EXERCISE DIRECTIONS:
Reproduce the whole of the data exactly.

[Items from an interface collection]

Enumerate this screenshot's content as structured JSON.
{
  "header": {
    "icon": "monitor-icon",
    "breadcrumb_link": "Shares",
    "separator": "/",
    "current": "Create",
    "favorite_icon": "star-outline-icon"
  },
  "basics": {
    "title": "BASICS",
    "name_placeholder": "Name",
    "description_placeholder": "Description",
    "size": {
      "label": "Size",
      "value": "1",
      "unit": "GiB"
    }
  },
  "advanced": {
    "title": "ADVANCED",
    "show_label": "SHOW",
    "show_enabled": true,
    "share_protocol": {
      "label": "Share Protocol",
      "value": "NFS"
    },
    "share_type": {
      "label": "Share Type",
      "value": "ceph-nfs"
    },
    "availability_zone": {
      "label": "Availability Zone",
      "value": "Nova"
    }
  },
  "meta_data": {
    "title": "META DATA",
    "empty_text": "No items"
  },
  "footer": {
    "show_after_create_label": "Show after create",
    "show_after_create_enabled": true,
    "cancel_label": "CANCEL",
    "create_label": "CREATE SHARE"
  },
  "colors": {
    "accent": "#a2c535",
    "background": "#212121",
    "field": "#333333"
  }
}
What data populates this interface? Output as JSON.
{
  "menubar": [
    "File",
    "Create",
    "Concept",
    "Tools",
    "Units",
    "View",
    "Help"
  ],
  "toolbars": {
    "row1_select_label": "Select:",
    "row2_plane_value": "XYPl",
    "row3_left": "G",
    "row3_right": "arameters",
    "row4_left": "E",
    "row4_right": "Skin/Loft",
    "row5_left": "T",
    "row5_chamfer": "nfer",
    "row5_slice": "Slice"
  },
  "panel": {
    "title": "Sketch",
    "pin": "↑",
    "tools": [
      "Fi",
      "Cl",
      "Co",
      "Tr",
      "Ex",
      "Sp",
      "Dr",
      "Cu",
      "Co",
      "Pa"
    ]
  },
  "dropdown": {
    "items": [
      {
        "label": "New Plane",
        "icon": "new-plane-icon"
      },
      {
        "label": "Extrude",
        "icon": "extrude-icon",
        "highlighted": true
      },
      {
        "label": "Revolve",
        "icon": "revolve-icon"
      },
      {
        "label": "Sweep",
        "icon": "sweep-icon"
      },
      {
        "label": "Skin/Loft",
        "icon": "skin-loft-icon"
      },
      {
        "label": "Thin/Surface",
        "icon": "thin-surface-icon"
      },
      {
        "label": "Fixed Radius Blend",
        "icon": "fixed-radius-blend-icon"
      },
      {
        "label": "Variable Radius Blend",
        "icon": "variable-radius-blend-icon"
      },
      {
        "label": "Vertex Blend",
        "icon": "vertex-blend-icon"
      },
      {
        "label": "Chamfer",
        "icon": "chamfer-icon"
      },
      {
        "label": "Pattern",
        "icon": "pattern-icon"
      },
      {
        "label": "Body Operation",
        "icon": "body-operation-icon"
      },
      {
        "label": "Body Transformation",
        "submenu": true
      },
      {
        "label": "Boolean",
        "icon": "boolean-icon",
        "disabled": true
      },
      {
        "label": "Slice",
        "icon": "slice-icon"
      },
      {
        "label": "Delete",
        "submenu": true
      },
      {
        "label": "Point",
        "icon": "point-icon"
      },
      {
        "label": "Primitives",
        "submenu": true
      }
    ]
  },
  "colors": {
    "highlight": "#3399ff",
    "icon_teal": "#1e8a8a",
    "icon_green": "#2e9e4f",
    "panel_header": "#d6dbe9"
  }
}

RESPONSE TO THIS EXERCISE:
Enumerate this screenshot's content as structured JSON.
{
  "header": {
    "icon": "monitor-icon",
    "breadcrumb_link": "Shares",
    "separator": "/",
    "current": "Create",
    "favorite_icon": "star-outline-icon"
  },
  "basics": {
    "title": "BASICS",
    "name_placeholder": "Name",
    "description_placeholder": "Description",
    "size": {
      "label": "Size",
      "value": "1",
      "unit": "GiB"
    }
  },
  "advanced": {
    "title": "ADVANCED",
    "show_label": "SHOW",
    "show_enabled": true,
    "share_protocol": {
      "label": "Share Protocol",
      "value": "NFS"
    },
    "share_type": {
      "label": "Share Type",
      "value": "ceph-nfs"
    },
    "availability_zone": {
      "label": "Availability Zone",
      "value": "Nova"
    }
  },
  "meta_data": {
    "title": "META DATA",
    "empty_text": "No items"
  },
  "footer": {
    "show_after_create_label": "Show after create",
    "show_after_create_enabled": true,
    "cancel_label": "CANCEL",
    "create_label": "CREATE SHARE"
  },
  "colors": {
    "accent": "#a2c535",
    "background": "#212121",
    "field": "#333333"
  }
}
What data populates this interface? Output as JSON.
{
  "menubar": [
    "File",
    "Create",
    "Concept",
    "Tools",
    "Units",
    "View",
    "Help"
  ],
  "toolbars": {
    "row1_select_label": "Select:",
    "row2_plane_value": "XYPl",
    "row3_left": "G",
    "row3_right": "arameters",
    "row4_left": "E",
    "row4_right": "Skin/Loft",
    "row5_left": "T",
    "row5_chamfer": "nfer",
    "row5_slice": "Slice"
  },
  "panel": {
    "title": "Sketch",
    "pin": "↑",
    "tools": [
      "Fi",
      "Cl",
      "Co",
      "Tr",
      "Ex",
      "Sp",
      "Dr",
      "Cu",
      "Co",
      "Pa"
    ]
  },
  "dropdown": {
    "items": [
      {
        "label": "New Plane",
        "icon": "new-plane-icon"
      },
      {
        "label": "Extrude",
        "icon": "extrude-icon",
        "highlighted": true
      },
      {
        "label": "Revolve",
        "icon": "revolve-icon"
      },
      {
        "label": "Sweep",
        "icon": "sweep-icon"
      },
      {
        "label": "Skin/Loft",
        "icon": "skin-loft-icon"
      },
      {
        "label": "Thin/Surface",
        "icon": "thin-surface-icon"
      },
      {
        "label": "Fixed Radius Blend",
        "icon": "fixed-radius-blend-icon"
      },
      {
        "label": "Variable Radius Blend",
        "icon": "variable-radius-blend-icon"
      },
      {
        "label": "Vertex Blend",
        "icon": "vertex-blend-icon"
      },
      {
        "label": "Chamfer",
        "icon": "chamfer-icon"
      },
      {
        "label": "Pattern",
        "icon": "pattern-icon"
      },
      {
        "label": "Body Operation",
        "icon": "body-operation-icon"
      },
      {
        "label": "Body Transformation",
        "submenu": true
      },
      {
        "label": "Boolean",
        "icon": "boolean-icon",
        "disabled": true
      },
      {
        "label": "Slice",
        "icon": "slice-icon"
      },
      {
        "label": "Delete",
        "submenu": true
      },
      {
        "label": "Point",
        "icon": "point-icon"
      },
      {
        "label": "Primitives",
        "submenu": true
      }
    ]
  },
  "colors": {
    "highlight": "#3399ff",
    "icon_teal": "#1e8a8a",
    "icon_green": "#2e9e4f",
    "panel_header": "#d6dbe9"
  }
}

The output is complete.